The law provides a right of appeal against an Enforcement Notice. The appeal must be sent to the Secretary of State before the notice takes effect. Details of how to appeal are included with the Enforcement Notice.
Grounds for appeal include:
- legal grounds, concerning the validity of the notice
- grounds relating to over-compliance – for example, that the time for compliance is too short, or the works to be undertaken are more than is necessary
- grounds relating to the "deemed" application – that permission ought to be granted for the development that has already been carried out
There is a fee payable for Enforcement Notice appeals which relate to a 'deemed application'. Advice is provided on the Planning Portal website.
It is not possible to appeal against an Enforcement Notice on the grounds that planning permission should have been granted, if a planning application has already been submitted and refused for the same development.
Once a planning Enforcement Notice has been issued, there can be no appeal against a previous decision to refuse planning permission for the same development. Any appeal must be made against the Enforcement Notice – this prevents landowners having 'two bites of the cherry' or extending the life of an unauthorised development.
There is no right of appeal to the Secretary of State against a Breach of Condition Notice. The applicant can either:

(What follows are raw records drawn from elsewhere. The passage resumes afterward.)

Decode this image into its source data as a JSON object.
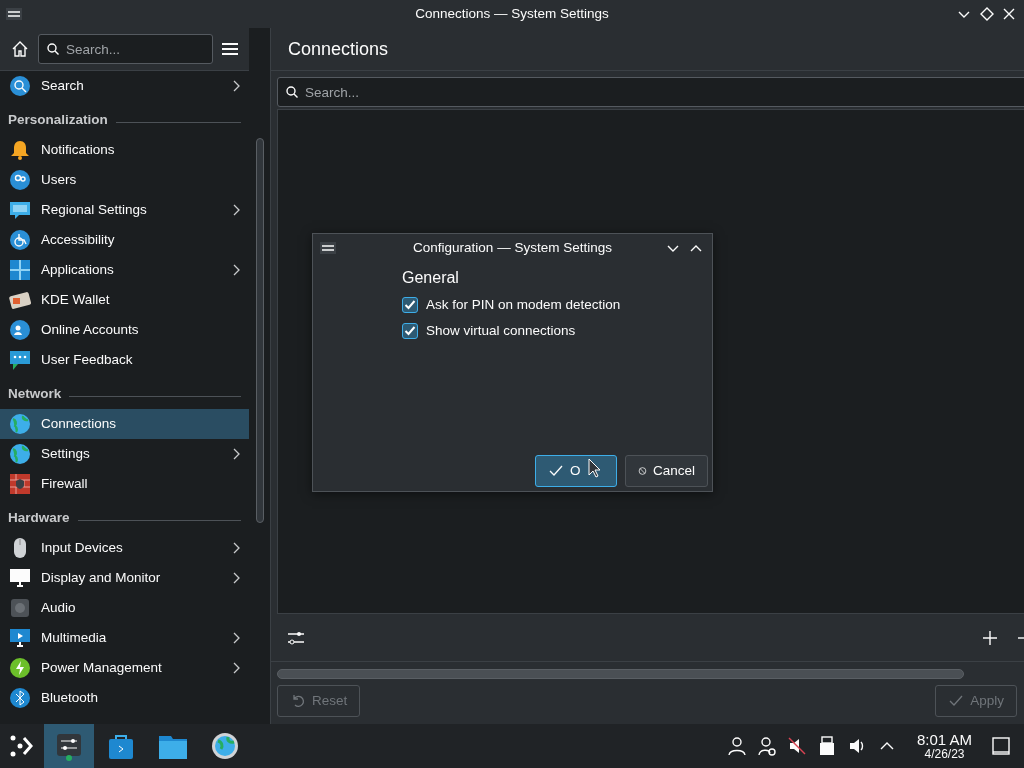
{
  "window": {
    "title": "Connections — System Settings"
  },
  "sidebar": {
    "search": {
      "placeholder": "Search..."
    },
    "sections": [
      {
        "items": [
          {
            "label": "Search",
            "submenu": true,
            "selected": false
          }
        ]
      },
      {
        "heading": "Personalization",
        "items": [
          {
            "label": "Notifications",
            "submenu": false,
            "selected": false
          },
          {
            "label": "Users",
            "submenu": false,
            "selected": false
          },
          {
            "label": "Regional Settings",
            "submenu": true,
            "selected": false
          },
          {
            "label": "Accessibility",
            "submenu": false,
            "selected": false
          },
          {
            "label": "Applications",
            "submenu": true,
            "selected": false
          },
          {
            "label": "KDE Wallet",
            "submenu": false,
            "selected": false
          },
          {
            "label": "Online Accounts",
            "submenu": false,
            "selected": false
          },
          {
            "label": "User Feedback",
            "submenu": false,
            "selected": false
          }
        ]
      },
      {
        "heading": "Network",
        "items": [
          {
            "label": "Connections",
            "submenu": false,
            "selected": true
          },
          {
            "label": "Settings",
            "submenu": true,
            "selected": false
          },
          {
            "label": "Firewall",
            "submenu": false,
            "selected": false
          }
        ]
      },
      {
        "heading": "Hardware",
        "items": [
          {
            "label": "Input Devices",
            "submenu": true,
            "selected": false
          },
          {
            "label": "Display and Monitor",
            "submenu": true,
            "selected": false
          },
          {
            "label": "Audio",
            "submenu": false,
            "selected": false
          },
          {
            "label": "Multimedia",
            "submenu": true,
            "selected": false
          },
          {
            "label": "Power Management",
            "submenu": true,
            "selected": false
          },
          {
            "label": "Bluetooth",
            "submenu": false,
            "selected": false
          }
        ]
      }
    ]
  },
  "page": {
    "title": "Connections",
    "search": {
      "placeholder": "Search..."
    },
    "buttons": [
      {
        "label": "Reset",
        "disabled": true
      },
      {
        "label": "Apply",
        "disabled": true
      }
    ]
  },
  "dialog": {
    "title": "Configuration — System Settings",
    "heading": "General",
    "options": [
      {
        "label": "Ask for PIN on modem detection",
        "checked": true
      },
      {
        "label": "Show virtual connections",
        "checked": true
      }
    ],
    "buttons": [
      {
        "label": "O",
        "highlighted": true
      },
      {
        "label": "Cancel",
        "highlighted": false
      }
    ]
  },
  "taskbar": {
    "tasks": [
      {
        "selected": true
      },
      {
        "selected": false
      },
      {
        "selected": false
      },
      {
        "selected": false
      }
    ],
    "clock": {
      "time": "8:01 AM",
      "date": "4/26/23"
    }
  }
}
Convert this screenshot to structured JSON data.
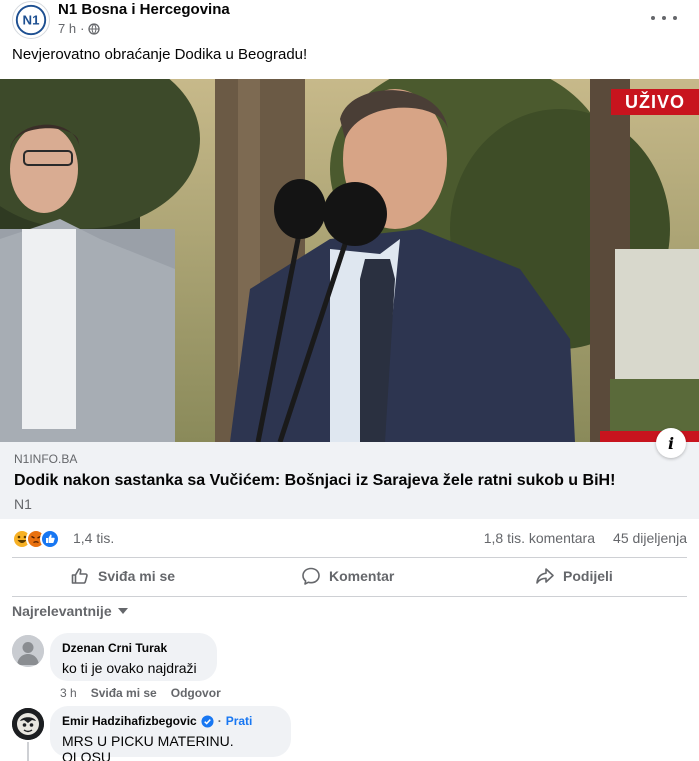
{
  "post": {
    "page_name": "N1 Bosna i Hercegovina",
    "time": "7 h",
    "separator": "·",
    "text": "Nevjerovatno obraćanje Dodika u Beogradu!"
  },
  "media": {
    "live_badge": "UŽIVO"
  },
  "link": {
    "domain": "N1INFO.BA",
    "title": "Dodik nakon sastanka sa Vučićem: Bošnjaci iz Sarajeva žele ratni sukob u BiH!",
    "source": "N1",
    "info_label": "i"
  },
  "stats": {
    "reactions": "1,4 tis.",
    "comments": "1,8 tis. komentara",
    "shares": "45 dijeljenja"
  },
  "actions": {
    "like": "Sviđa mi se",
    "comment": "Komentar",
    "share": "Podijeli"
  },
  "sort_label": "Najrelevantnije",
  "comments": [
    {
      "author": "Dzenan Crni Turak",
      "text": "ko ti je ovako najdraži",
      "time": "3 h",
      "like": "Sviđa mi se",
      "reply": "Odgovor"
    },
    {
      "author": "Emir Hadzihafizbegovic",
      "follow": "Prati",
      "text": "MRS U PICKU MATERINU. OLOSU"
    }
  ],
  "colors": {
    "accent": "#1877f2",
    "secondary_text": "#65676b",
    "live_red": "#c8141e",
    "link_box_bg": "#f0f2f5"
  },
  "icons": [
    "n1-logo-icon",
    "globe-icon",
    "more-icon",
    "info-icon",
    "haha-reaction-icon",
    "angry-reaction-icon",
    "like-reaction-icon",
    "thumbs-up-icon",
    "comment-icon",
    "share-icon",
    "caret-down-icon",
    "default-avatar-icon",
    "verified-badge-icon"
  ]
}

- submit an appeal against a planning condition when planning permission is first issued
- submit an application to remove or vary the condition